Second, immigrants who become U.S. citizens consistently pursue higher-paying jobs and higher education, spend more and provide higher tax revenue. Just imagine what 12 million newly documented Americans could do for the economy.
The legalization process also brings economic benefits -- like the retention of remittances. Workers send substantial portions of their salary to family members abroad, but reform could reunite families separated by our immigration system and keep monies in the U.S.
For example, total U.S. remittances to Latin America was almost $46 billion in 2008. Of that, Mexico received almost $24 billion. Reducing remittances offers obvious cash infusion for our economy, since billions of dollars now sent overseas would be spent instead on U.S. businesses -- creating jobs and helping to revive our economy.
Third, by giving 2.1 million American students the opportunity to pursue higher education or military service, our government could collect $3.6 trillion over the next 40 years.

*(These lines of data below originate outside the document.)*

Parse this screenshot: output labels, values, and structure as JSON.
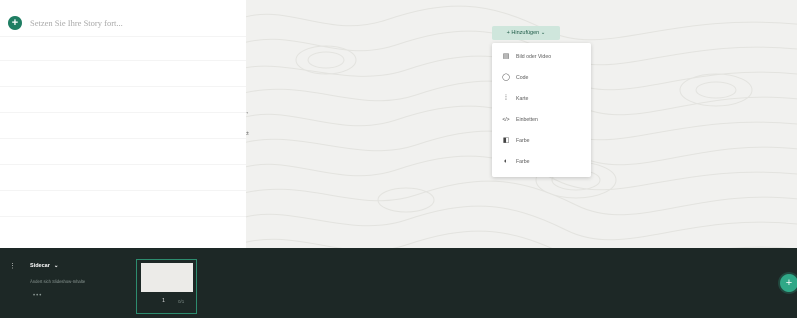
{
  "editor": {
    "title_placeholder": "Setzen Sie Ihre Story fort..."
  },
  "canvas": {
    "tool_one_icon": "arrow-right-icon",
    "tool_one_glyph": "→",
    "tool_two_icon": "swap-icon",
    "tool_two_glyph": "⇄"
  },
  "add_menu": {
    "button_label": "+ Hinzufügen  ⌄",
    "items": [
      {
        "label": "Bild oder Video",
        "icon": "image-icon",
        "glyph": "▤"
      },
      {
        "label": "Code",
        "icon": "code-icon",
        "glyph": "◯"
      },
      {
        "label": "Karte",
        "icon": "map-pin-icon",
        "glyph": "⁞"
      },
      {
        "label": "Einbetten",
        "icon": "embed-icon",
        "glyph": "</>"
      },
      {
        "label": "Farbe",
        "icon": "fill-icon",
        "glyph": "◧"
      },
      {
        "label": "Farbe",
        "icon": "color-icon",
        "glyph": "◐"
      }
    ]
  },
  "bottom_bar": {
    "menu_glyph": "⋮",
    "slide_title": "Sidecar",
    "slide_chevron": "⌄",
    "slide_hint": "Ändert sich Slideshow-Inhalte",
    "dots": "•••",
    "thumb_number": "1",
    "thumb_extra": "0/1",
    "fab_glyph": "+"
  },
  "colors": {
    "accent": "#1f7e63",
    "bottom_bg": "#1d2826",
    "fab": "#2fa887"
  }
}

The DREAM Act, which failed in the Senate in December but remains a bipartisan effort, offers a conditional six-year path to permanent, legal U.S. residence for immigrant youth who demonstrate good moral character and complete at least two years of higher education or U.S. military service.
Without the DREAM Act, about 65,000 students a year -- honor-roll scholars, star athletes, talented artists and aspiring teachers -- will graduate high school and then hit a roadblock. Instead of upward mobility and higher education, they will be forced to live in the shadows and work low-paying jobs.
Fourth, the Reuniting Families Act, which I plan to reintroduce this Congress, would allow all Americans to be reunited with their families -- including gay, lesbian, bisexual and transgender "permanent partners."
The economic benefits of this policy cannot be overstated. American workers, with their families by their side, are happier, healthier and more able to succeed than those living apart from loved ones for years on end. By pooling resources, families can do together what they can't do alone -- start small businesses, provide care for the young and old, create U.S. jobs and contribute more to this country's welfare.
Healthier communities have more expendable income and place a lower burden on government social services. This correlation is well substantiated -- but it is up to us to make it a reality.
We understand that during tough economic times, the natural reaction is to close borders and look inward. Yet the irony of an anti-immigration sentiment, which fears job losses for Americans if more workers enter the U.S., is that it is fiscally prudent to legalize, insure, employ, reunite and educate our immigrants than to keep families apart.
This is a time when we must use every available resource to stimulate our economy and control government spending. To my fiscally conservative Republican colleagues, the onus is on you. Left to future Congresses, the number of undocumented immigrants will only increase and the visa waits will only get longer. Meanwhile, we will lose an opportunity to do what's economically right.
The fiscal case is clear: reform now.